▸ ACTION ITEM
Gather every line in the records below that contains the word "this".

▸ DATA SECTION

= = = = =

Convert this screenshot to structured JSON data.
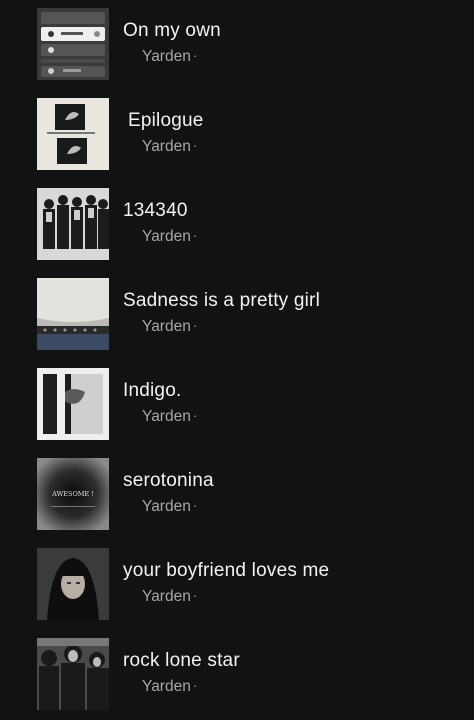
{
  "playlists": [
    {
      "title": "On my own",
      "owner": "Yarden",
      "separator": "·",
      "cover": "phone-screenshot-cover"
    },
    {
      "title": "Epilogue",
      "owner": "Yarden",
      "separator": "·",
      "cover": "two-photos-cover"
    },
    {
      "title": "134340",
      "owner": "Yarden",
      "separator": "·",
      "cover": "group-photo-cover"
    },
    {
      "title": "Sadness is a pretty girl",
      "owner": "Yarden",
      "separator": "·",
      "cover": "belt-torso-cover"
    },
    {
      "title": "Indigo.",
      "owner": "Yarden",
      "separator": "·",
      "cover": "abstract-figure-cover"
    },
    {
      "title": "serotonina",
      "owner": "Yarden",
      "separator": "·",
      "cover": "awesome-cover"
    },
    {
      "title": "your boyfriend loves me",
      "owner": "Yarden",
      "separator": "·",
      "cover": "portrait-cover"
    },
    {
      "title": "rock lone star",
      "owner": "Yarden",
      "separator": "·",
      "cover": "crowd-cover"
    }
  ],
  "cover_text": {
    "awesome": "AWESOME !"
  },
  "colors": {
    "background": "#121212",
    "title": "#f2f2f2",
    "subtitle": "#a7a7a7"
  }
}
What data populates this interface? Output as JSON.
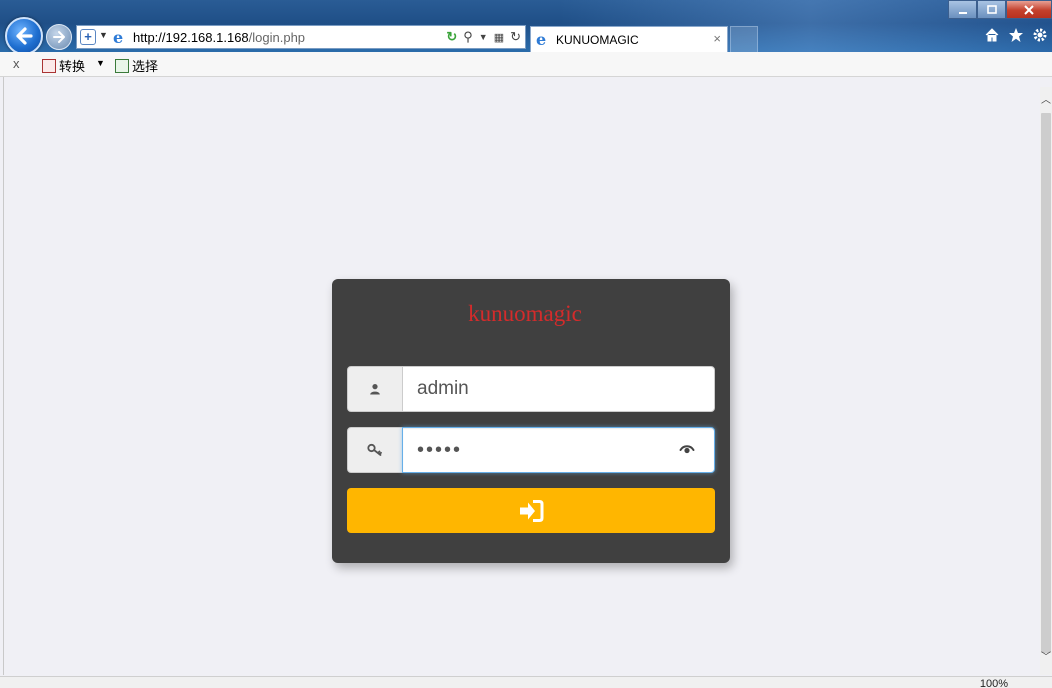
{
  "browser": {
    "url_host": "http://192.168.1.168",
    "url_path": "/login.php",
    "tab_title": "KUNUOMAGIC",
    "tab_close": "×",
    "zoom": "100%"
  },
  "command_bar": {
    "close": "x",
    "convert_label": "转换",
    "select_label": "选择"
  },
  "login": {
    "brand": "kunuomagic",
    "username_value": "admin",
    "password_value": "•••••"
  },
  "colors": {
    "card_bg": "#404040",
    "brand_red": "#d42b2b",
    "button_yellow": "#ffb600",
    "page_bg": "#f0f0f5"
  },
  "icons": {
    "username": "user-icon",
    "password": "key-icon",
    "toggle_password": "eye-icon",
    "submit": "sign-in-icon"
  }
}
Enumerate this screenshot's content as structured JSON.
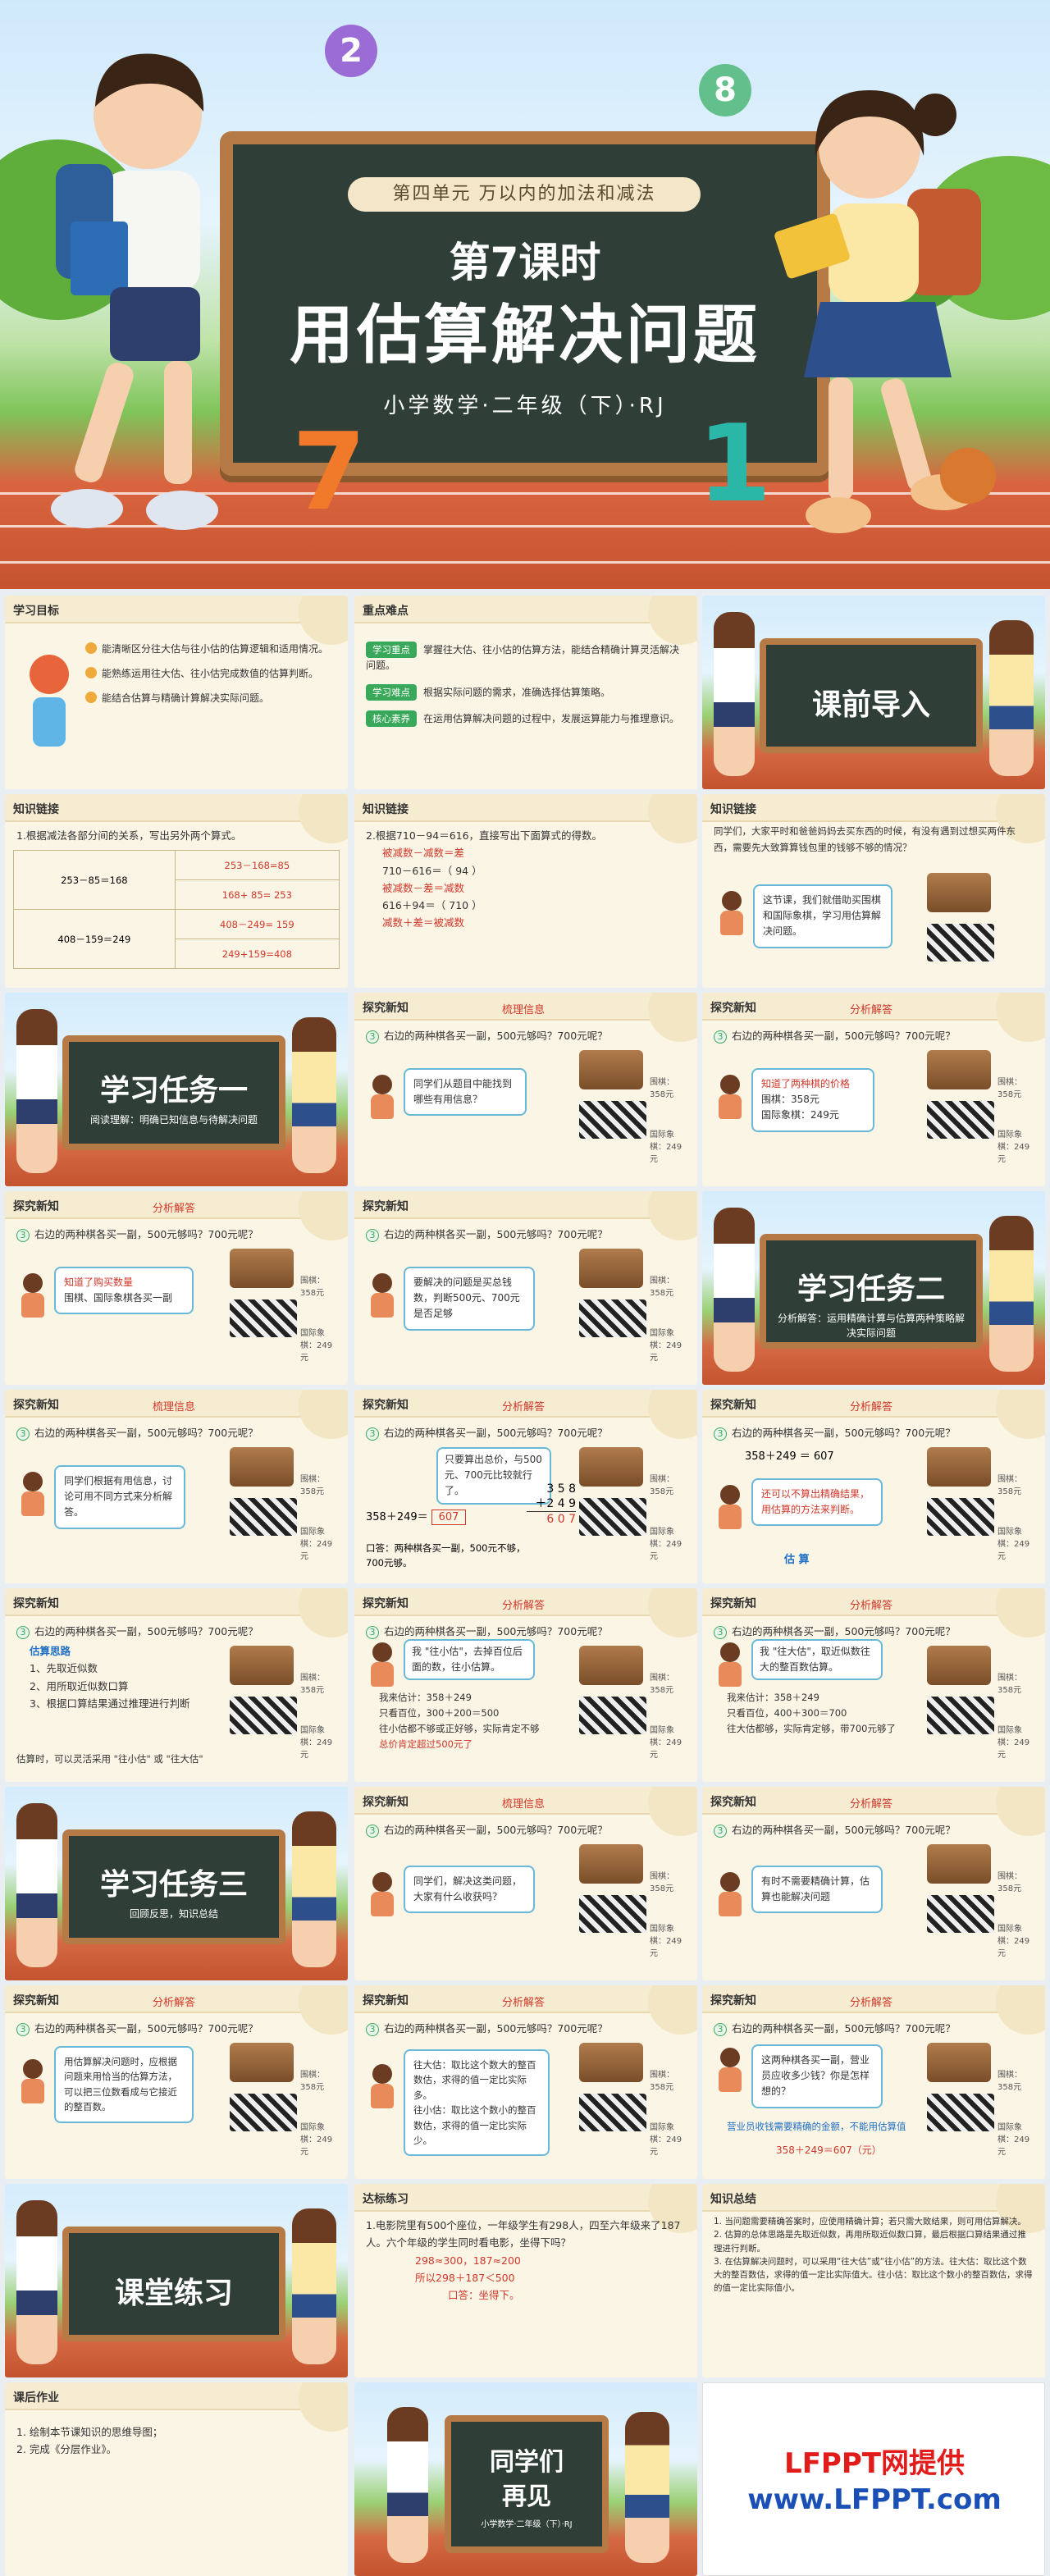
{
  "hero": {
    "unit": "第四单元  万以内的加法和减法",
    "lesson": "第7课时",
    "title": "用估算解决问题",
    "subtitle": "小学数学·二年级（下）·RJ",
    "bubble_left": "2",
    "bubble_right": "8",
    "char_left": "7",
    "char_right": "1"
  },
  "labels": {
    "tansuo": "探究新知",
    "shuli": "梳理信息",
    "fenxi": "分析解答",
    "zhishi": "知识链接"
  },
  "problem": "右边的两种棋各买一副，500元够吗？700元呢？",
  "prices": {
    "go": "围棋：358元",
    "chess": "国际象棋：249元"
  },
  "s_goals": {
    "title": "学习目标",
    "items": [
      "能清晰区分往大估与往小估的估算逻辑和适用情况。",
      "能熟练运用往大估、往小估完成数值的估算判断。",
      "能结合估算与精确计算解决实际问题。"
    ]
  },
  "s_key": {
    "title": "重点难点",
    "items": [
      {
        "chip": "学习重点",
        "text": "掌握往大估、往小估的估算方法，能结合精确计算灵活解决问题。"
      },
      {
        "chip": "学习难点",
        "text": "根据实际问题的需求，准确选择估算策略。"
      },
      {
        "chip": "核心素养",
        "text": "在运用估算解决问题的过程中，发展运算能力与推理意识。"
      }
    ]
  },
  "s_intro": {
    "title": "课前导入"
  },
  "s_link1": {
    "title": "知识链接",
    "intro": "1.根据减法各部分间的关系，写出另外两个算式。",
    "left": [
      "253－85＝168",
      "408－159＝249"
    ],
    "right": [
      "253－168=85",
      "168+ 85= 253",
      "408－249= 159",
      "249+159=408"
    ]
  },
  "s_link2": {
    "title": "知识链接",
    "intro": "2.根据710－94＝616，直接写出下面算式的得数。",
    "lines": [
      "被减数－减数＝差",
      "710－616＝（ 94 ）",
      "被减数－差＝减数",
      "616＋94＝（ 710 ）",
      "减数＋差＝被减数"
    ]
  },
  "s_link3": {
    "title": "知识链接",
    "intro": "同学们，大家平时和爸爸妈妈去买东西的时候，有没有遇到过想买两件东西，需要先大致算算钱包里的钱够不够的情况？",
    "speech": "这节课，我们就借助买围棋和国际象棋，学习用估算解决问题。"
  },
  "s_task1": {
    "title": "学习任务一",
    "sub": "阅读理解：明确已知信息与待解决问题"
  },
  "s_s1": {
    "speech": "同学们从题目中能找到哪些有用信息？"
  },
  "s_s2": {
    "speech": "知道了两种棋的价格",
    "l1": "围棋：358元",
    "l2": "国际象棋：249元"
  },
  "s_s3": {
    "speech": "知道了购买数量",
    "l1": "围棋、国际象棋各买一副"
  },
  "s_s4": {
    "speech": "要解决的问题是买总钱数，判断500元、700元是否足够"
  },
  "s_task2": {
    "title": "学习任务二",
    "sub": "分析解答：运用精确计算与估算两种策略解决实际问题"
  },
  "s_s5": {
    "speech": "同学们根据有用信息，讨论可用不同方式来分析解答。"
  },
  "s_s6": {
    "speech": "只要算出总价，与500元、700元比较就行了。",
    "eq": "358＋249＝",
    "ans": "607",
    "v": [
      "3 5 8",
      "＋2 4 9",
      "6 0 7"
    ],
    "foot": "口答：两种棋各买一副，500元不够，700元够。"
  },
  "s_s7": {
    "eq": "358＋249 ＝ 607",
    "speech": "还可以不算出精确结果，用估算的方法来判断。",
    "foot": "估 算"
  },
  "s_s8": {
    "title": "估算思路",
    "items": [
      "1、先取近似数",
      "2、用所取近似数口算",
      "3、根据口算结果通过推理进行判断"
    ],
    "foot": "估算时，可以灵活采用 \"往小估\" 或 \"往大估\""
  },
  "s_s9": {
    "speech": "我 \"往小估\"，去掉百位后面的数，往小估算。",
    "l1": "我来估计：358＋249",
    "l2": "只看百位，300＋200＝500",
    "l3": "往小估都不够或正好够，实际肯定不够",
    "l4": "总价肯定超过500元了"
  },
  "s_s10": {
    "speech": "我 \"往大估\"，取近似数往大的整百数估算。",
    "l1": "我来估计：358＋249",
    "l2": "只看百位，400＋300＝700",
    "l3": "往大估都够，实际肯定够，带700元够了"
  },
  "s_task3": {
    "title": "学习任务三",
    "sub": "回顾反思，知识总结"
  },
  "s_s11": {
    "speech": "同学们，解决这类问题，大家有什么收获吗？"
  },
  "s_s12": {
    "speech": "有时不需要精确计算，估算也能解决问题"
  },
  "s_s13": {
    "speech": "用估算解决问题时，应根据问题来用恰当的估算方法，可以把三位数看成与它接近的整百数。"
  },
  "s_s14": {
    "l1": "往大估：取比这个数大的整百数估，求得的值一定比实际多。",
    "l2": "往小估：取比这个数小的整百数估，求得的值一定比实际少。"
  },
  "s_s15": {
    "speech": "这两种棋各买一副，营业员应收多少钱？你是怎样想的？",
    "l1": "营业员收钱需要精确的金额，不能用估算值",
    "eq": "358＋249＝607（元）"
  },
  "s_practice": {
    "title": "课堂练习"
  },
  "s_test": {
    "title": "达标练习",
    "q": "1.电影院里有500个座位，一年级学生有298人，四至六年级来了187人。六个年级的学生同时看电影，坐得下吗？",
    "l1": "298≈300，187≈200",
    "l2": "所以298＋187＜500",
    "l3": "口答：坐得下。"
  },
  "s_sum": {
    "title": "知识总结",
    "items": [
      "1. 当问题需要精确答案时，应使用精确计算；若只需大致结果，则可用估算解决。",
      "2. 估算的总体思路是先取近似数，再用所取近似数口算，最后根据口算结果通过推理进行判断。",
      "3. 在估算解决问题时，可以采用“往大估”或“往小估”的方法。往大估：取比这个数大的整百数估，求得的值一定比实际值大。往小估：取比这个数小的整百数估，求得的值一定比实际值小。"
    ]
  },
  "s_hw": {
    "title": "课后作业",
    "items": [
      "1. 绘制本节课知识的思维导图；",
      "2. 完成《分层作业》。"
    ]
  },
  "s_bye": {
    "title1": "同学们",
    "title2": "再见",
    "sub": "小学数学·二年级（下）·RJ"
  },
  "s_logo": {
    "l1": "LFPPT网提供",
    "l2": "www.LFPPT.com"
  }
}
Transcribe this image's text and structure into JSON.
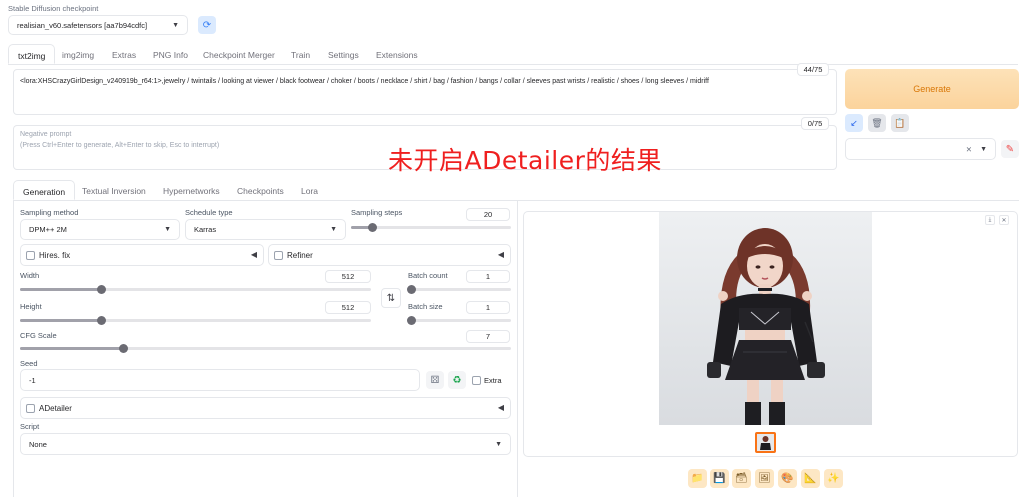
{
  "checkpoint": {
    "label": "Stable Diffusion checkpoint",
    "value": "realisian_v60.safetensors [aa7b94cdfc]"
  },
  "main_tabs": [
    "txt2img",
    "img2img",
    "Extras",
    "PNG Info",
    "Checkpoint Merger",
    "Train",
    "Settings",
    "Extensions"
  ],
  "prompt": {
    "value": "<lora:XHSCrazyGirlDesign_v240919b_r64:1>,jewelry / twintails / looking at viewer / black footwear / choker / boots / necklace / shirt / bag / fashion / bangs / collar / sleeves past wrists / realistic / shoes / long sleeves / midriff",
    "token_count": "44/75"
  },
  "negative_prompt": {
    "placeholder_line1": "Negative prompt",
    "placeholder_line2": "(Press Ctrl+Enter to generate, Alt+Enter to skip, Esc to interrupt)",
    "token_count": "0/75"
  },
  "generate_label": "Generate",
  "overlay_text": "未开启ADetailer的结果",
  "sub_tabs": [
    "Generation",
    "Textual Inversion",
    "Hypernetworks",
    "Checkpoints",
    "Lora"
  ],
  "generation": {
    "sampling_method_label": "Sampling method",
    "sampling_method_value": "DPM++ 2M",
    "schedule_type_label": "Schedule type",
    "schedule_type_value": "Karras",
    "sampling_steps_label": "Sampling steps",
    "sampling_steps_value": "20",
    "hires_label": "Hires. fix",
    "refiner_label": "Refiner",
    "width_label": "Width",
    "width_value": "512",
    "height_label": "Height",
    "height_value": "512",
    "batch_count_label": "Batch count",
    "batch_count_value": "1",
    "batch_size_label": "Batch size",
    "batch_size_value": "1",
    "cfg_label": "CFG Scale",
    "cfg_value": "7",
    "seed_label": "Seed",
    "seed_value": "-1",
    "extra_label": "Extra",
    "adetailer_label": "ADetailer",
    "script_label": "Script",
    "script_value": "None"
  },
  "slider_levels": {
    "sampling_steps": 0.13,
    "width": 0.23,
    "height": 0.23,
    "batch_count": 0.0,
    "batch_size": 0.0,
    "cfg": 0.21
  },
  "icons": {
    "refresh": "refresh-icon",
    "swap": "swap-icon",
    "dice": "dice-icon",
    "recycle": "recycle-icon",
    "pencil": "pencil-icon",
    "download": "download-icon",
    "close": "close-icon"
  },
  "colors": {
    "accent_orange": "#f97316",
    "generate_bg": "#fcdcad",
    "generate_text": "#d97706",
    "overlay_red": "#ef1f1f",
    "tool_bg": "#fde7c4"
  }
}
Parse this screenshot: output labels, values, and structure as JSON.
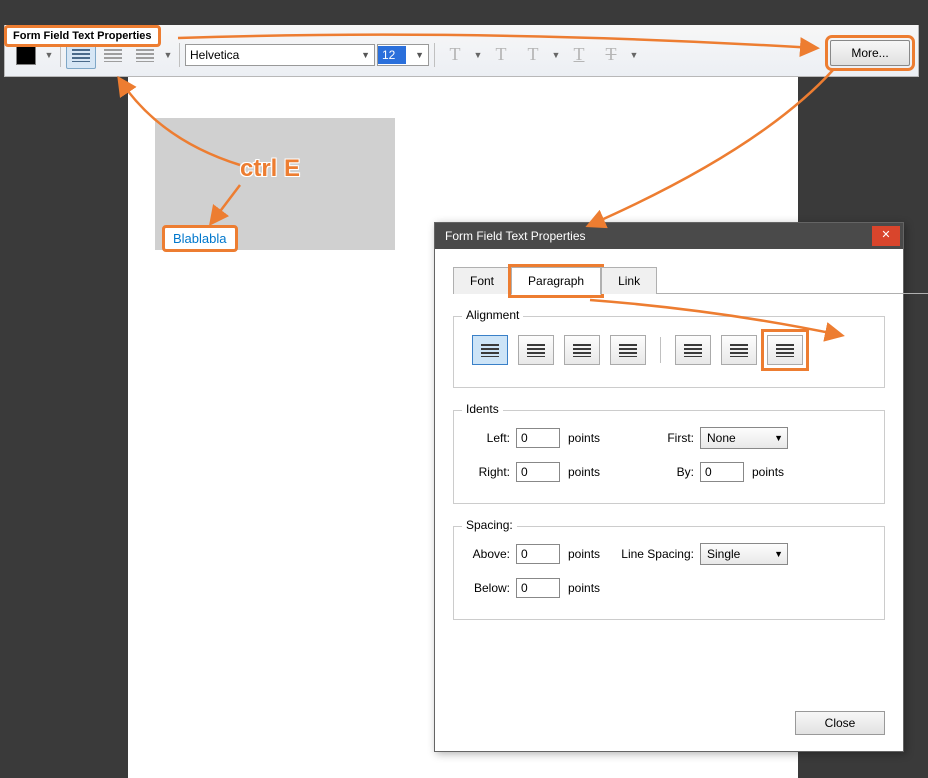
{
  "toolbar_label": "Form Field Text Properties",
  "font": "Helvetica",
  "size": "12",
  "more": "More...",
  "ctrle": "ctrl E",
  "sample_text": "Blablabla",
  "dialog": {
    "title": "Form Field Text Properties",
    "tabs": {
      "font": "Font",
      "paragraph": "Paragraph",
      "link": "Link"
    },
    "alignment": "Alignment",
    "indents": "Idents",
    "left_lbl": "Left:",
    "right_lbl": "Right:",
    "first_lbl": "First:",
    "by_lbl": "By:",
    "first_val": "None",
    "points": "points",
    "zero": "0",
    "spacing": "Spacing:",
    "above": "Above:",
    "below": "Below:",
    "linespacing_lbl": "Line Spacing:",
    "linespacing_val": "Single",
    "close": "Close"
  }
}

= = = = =

▸ ANSWER SECTION
Convert this screenshot to structured JSON data.
What data populates this interface? Output as JSON.
Enumerate this screenshot's content as structured JSON.
Transcribe this image's text and structure into JSON.
Parse this screenshot: output labels, values, and structure as JSON.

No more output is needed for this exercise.